My research interests revolve around the application and development of solution-state NMR techniques to address questions of structure, function, dynamics and interactions of molecules, specifically within the context of organic chemistry and chemical biology. Many of the projects in which I am involved arise through collaborations with groups across the Department, the University and beyond.
NMR Supersequences for efficient structure characterisation
We are developing families of time-efficient NMR "supersequences" we refer to as NOAH (NMR by Ordered Acquisition using 1H detection) that can provide a significant reduction in the time required for collecting 2D data sets used for the characterisation of small molecules and may also offer sensitivity benefits in some cases. These experiments function by nesting multiple conventional 2D experiments into one, thereby reducing the number of lengthy magnetisation recovery delays required in data acquisition. This work is in collaboration with Dr Eriks Kupce of Bruker Biospin UK.
Protein-ligand interactions and protein function probed by NMR Spectroscopy
The interaction of small molecules and peptides with protein targets is an area in which NMR spectroscopy plays a key role, providing information on the behaviour of the smaller molecule and on structural changes in the protein itself. We use a wide range of ligand-observe and protein-observe techniques to probe such interactions (such as relaxation filtering, saturation transfer difference, WaterLOGSY and chemical shift perturbation studies) and we apply these methods to a variety biological systems. Whilst much of or work involves ligand-observe techniques, we employ protein-observe methods when isotopically labelled macromolecules are available, for example via non-specific (backbone) 15N or specific (sidechain) 19F labelling. The protein systems we study have relevance to mechanisms of mammalian oxygen sensing, epigenetics and antibacterial resistance and arise from collaborations with Profs Chris Schofield (Chemistry), Akane Kawamura (Newcastle) and others.

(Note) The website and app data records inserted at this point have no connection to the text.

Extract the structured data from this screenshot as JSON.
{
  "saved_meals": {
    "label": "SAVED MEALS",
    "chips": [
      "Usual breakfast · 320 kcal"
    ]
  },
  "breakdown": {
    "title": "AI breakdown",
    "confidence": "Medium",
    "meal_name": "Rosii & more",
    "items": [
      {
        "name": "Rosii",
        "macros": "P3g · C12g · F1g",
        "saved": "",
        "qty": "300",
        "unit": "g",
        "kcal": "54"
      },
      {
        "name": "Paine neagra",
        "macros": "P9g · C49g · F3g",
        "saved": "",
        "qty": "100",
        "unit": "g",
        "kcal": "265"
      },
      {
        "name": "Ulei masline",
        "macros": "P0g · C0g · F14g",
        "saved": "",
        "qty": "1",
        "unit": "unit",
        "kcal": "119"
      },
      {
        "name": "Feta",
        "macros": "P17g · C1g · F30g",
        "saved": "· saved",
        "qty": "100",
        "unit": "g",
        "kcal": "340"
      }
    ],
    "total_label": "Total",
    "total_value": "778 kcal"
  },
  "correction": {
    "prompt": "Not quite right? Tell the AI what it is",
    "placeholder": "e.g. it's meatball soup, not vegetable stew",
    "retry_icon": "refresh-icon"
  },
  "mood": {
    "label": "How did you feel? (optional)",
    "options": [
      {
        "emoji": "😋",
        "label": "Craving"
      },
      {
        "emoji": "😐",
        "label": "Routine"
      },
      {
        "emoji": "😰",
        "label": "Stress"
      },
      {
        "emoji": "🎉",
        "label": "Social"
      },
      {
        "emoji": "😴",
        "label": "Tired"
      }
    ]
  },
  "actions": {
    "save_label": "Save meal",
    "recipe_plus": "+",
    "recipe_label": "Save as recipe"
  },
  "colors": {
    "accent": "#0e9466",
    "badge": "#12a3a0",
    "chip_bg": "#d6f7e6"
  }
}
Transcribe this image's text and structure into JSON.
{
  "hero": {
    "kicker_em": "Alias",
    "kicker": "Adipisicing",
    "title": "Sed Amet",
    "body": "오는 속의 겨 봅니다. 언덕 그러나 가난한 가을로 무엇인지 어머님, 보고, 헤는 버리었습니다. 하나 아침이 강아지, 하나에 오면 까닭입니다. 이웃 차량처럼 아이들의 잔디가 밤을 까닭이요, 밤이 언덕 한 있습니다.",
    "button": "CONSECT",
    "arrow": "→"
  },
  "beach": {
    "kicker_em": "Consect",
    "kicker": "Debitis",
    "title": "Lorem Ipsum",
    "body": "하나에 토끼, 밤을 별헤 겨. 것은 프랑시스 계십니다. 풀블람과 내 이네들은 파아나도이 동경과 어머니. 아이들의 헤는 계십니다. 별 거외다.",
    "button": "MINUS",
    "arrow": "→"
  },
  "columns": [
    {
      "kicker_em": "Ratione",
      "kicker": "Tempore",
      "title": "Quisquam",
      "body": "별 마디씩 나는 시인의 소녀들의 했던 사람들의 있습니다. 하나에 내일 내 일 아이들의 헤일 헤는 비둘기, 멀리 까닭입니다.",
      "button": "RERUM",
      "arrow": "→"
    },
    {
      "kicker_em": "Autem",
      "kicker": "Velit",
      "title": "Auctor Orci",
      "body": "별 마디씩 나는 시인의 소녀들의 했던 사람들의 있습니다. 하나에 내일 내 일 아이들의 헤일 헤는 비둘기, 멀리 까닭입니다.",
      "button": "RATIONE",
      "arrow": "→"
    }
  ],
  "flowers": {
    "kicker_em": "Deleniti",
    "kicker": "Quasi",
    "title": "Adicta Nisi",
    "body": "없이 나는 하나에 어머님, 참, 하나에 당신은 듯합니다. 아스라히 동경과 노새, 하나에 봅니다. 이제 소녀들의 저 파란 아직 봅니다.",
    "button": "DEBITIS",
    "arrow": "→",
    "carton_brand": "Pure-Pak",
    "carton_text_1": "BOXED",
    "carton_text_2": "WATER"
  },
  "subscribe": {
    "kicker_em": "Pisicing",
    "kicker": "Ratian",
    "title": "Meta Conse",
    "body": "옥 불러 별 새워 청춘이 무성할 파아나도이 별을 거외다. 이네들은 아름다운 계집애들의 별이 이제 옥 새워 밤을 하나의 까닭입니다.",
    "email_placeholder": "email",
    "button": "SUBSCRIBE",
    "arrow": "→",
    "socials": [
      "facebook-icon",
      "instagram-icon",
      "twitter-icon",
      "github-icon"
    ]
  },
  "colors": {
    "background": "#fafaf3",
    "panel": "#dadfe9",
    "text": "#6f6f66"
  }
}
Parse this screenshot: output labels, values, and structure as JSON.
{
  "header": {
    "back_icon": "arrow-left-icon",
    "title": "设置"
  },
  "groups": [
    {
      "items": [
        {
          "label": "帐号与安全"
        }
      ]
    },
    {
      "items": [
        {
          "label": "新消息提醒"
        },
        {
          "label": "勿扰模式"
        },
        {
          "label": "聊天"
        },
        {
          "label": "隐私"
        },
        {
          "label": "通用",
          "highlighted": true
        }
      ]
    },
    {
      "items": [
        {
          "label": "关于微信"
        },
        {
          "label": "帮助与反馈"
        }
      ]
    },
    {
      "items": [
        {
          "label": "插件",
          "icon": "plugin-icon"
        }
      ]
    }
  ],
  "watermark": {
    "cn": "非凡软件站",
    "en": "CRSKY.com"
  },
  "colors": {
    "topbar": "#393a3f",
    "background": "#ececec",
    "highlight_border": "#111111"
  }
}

In a collaboration with the group of Dr. Fay Probert (Chemistry), we apply NMR spectroscopy to metabolomics- the study of the complete metabolite profile in a biofluid or tissue- with a view to assisting in disease diagnosis and/or monitoring disease progression. We have applied this methodology to various conditions of interest to local clinical groups including multiple sclerosis and cancer, also in collaboration with Prof Daniel Anthony (Pharmacology) and Prof Niki Sibson (Oncology). NMR spectroscopy is well suited to such studies as it is robust, reproducible and inherently quantitative, as well as requiring minimal sample preparation. It complements the mass spectrometry metabolomics research program in the group of Prof James McCullagh (Chemistry).